County Map: Clicking on a county returns the records for the species in that county.
Flight Dates:
 High Mountains (HM) ‚Č• 4,000 ft.
 Low Mountains (LM) < 4,000 ft.
 Piedmont (Pd)
 Coastal Plain (CP)

Click on graph to enlarge
Flight Comments: This species seems to be univoltine in North Carolina with all of our records coming from mid-May to mid-June
Habitats and Life History
Habitats: North Carolina records come mainly from mesic stands of hardwoods, including riparian and cove forests; the vegetation at most of these sites is fairly rich, due to the influence of mafic soils
Larval Host Plants: Have not been documented in North Carolina, but at least one larva has been collected on Northern Red Oak in West Virginia (Butler and Strazanac, 2000). - View
Observation Methods: Comes to light but to what extent appears to be unknown. According to J.B. Sullivan, they "can easily be caught diurnally during its flight period. Just walk wooded trails and look for whitish 'blues'! Often light on bare, open areas as well"
See also Habitat Account for Rich Montane Hardwood Forests
Status in North Carolina
Natural Heritage Program Status: W3
Natural Heritage Program Ranks: GNR S2S3
State Protection: Has no legal protection, although permits are required to collect it on state parks and other public lands.
Comments: This species may be one of several northern moths whose range extends into North Carolina down along the New River. Until we know more about its residency status, distribution, host plants, and habitat associations in this state, we are unable to make any estimate of its conservation status.

 Photo Gallery for Hydrelia condensata - No common name

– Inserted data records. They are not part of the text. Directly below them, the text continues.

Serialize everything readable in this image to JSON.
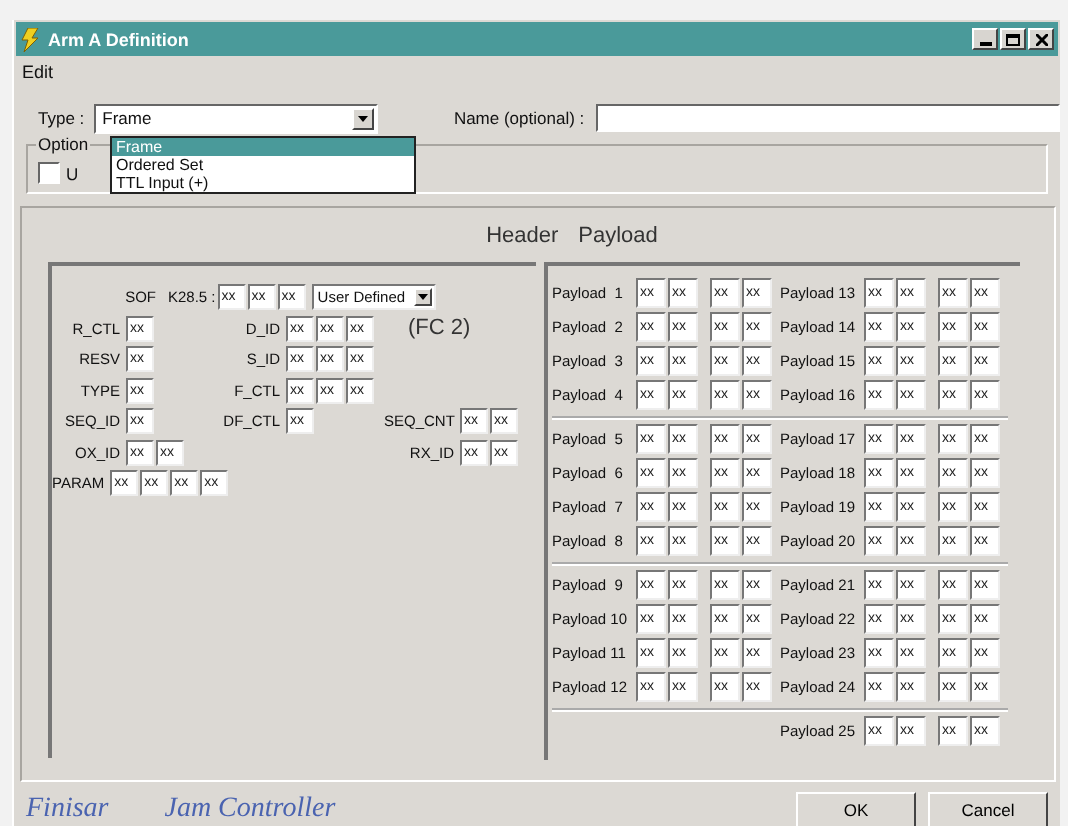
{
  "window": {
    "title": "Arm A Definition"
  },
  "menu": [
    "Edit"
  ],
  "type_field": {
    "label": "Type :",
    "value": "Frame",
    "options": [
      {
        "label": "Frame",
        "selected": true
      },
      {
        "label": "Ordered Set",
        "selected": false
      },
      {
        "label": "TTL Input (+)",
        "selected": false
      }
    ]
  },
  "name_field": {
    "label": "Name (optional) :"
  },
  "options_group": {
    "title": "Option",
    "checkbox": {
      "label": "U",
      "checked": false
    }
  },
  "header": {
    "title": "Header",
    "sof": {
      "label": "SOF",
      "sub_label": "K28.5 :",
      "values": [
        "xx",
        "xx",
        "xx"
      ],
      "mode": "User Defined"
    },
    "rows": [
      {
        "left": {
          "label": "R_CTL",
          "values": [
            "xx"
          ]
        },
        "middle": {
          "label": "D_ID",
          "values": [
            "xx",
            "xx",
            "xx"
          ]
        },
        "right": {
          "note": "(FC 2)"
        }
      },
      {
        "left": {
          "label": "RESV",
          "values": [
            "xx"
          ]
        },
        "middle": {
          "label": "S_ID",
          "values": [
            "xx",
            "xx",
            "xx"
          ]
        }
      },
      {
        "left": {
          "label": "TYPE",
          "values": [
            "xx"
          ]
        },
        "middle": {
          "label": "F_CTL",
          "values": [
            "xx",
            "xx",
            "xx"
          ]
        }
      },
      {
        "left": {
          "label": "SEQ_ID",
          "values": [
            "xx"
          ]
        },
        "middle": {
          "label": "DF_CTL",
          "values": [
            "xx"
          ]
        },
        "right": {
          "label": "SEQ_CNT",
          "values": [
            "xx",
            "xx"
          ]
        }
      },
      {
        "left": {
          "label": "OX_ID",
          "values": [
            "xx",
            "xx"
          ]
        },
        "right": {
          "label": "RX_ID",
          "values": [
            "xx",
            "xx"
          ]
        }
      },
      {
        "left": {
          "label": "PARAM",
          "values": [
            "xx",
            "xx",
            "xx",
            "xx"
          ]
        }
      }
    ]
  },
  "payload": {
    "title": "Payload",
    "sections": [
      {
        "rows": [
          {
            "left": {
              "label": "Payload  1",
              "values": [
                "xx",
                "xx",
                "xx",
                "xx"
              ]
            },
            "right": {
              "label": "Payload 13",
              "values": [
                "xx",
                "xx",
                "xx",
                "xx"
              ]
            }
          },
          {
            "left": {
              "label": "Payload  2",
              "values": [
                "xx",
                "xx",
                "xx",
                "xx"
              ]
            },
            "right": {
              "label": "Payload 14",
              "values": [
                "xx",
                "xx",
                "xx",
                "xx"
              ]
            }
          },
          {
            "left": {
              "label": "Payload  3",
              "values": [
                "xx",
                "xx",
                "xx",
                "xx"
              ]
            },
            "right": {
              "label": "Payload 15",
              "values": [
                "xx",
                "xx",
                "xx",
                "xx"
              ]
            }
          },
          {
            "left": {
              "label": "Payload  4",
              "values": [
                "xx",
                "xx",
                "xx",
                "xx"
              ]
            },
            "right": {
              "label": "Payload 16",
              "values": [
                "xx",
                "xx",
                "xx",
                "xx"
              ]
            }
          }
        ]
      },
      {
        "rows": [
          {
            "left": {
              "label": "Payload  5",
              "values": [
                "xx",
                "xx",
                "xx",
                "xx"
              ]
            },
            "right": {
              "label": "Payload 17",
              "values": [
                "xx",
                "xx",
                "xx",
                "xx"
              ]
            }
          },
          {
            "left": {
              "label": "Payload  6",
              "values": [
                "xx",
                "xx",
                "xx",
                "xx"
              ]
            },
            "right": {
              "label": "Payload 18",
              "values": [
                "xx",
                "xx",
                "xx",
                "xx"
              ]
            }
          },
          {
            "left": {
              "label": "Payload  7",
              "values": [
                "xx",
                "xx",
                "xx",
                "xx"
              ]
            },
            "right": {
              "label": "Payload 19",
              "values": [
                "xx",
                "xx",
                "xx",
                "xx"
              ]
            }
          },
          {
            "left": {
              "label": "Payload  8",
              "values": [
                "xx",
                "xx",
                "xx",
                "xx"
              ]
            },
            "right": {
              "label": "Payload 20",
              "values": [
                "xx",
                "xx",
                "xx",
                "xx"
              ]
            }
          }
        ]
      },
      {
        "rows": [
          {
            "left": {
              "label": "Payload  9",
              "values": [
                "xx",
                "xx",
                "xx",
                "xx"
              ]
            },
            "right": {
              "label": "Payload 21",
              "values": [
                "xx",
                "xx",
                "xx",
                "xx"
              ]
            }
          },
          {
            "left": {
              "label": "Payload 10",
              "values": [
                "xx",
                "xx",
                "xx",
                "xx"
              ]
            },
            "right": {
              "label": "Payload 22",
              "values": [
                "xx",
                "xx",
                "xx",
                "xx"
              ]
            }
          },
          {
            "left": {
              "label": "Payload 11",
              "values": [
                "xx",
                "xx",
                "xx",
                "xx"
              ]
            },
            "right": {
              "label": "Payload 23",
              "values": [
                "xx",
                "xx",
                "xx",
                "xx"
              ]
            }
          },
          {
            "left": {
              "label": "Payload 12",
              "values": [
                "xx",
                "xx",
                "xx",
                "xx"
              ]
            },
            "right": {
              "label": "Payload 24",
              "values": [
                "xx",
                "xx",
                "xx",
                "xx"
              ]
            }
          }
        ]
      },
      {
        "rows": [
          {
            "right": {
              "label": "Payload 25",
              "values": [
                "xx",
                "xx",
                "xx",
                "xx"
              ]
            }
          }
        ]
      }
    ]
  },
  "footer": {
    "brand": "Finisar",
    "product": "Jam Controller",
    "buttons": [
      "OK",
      "Cancel"
    ]
  }
}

Photos: 3

Recorded by: Emily Stanley on 2023-06-07
Yancey Co.
Recorded by: Ken Kneidel on 2019-05-26
Yancey Co.
Recorded by: E. Corey, J. Anderson, J. Gardner on 2015-06-15
Alleghany Co.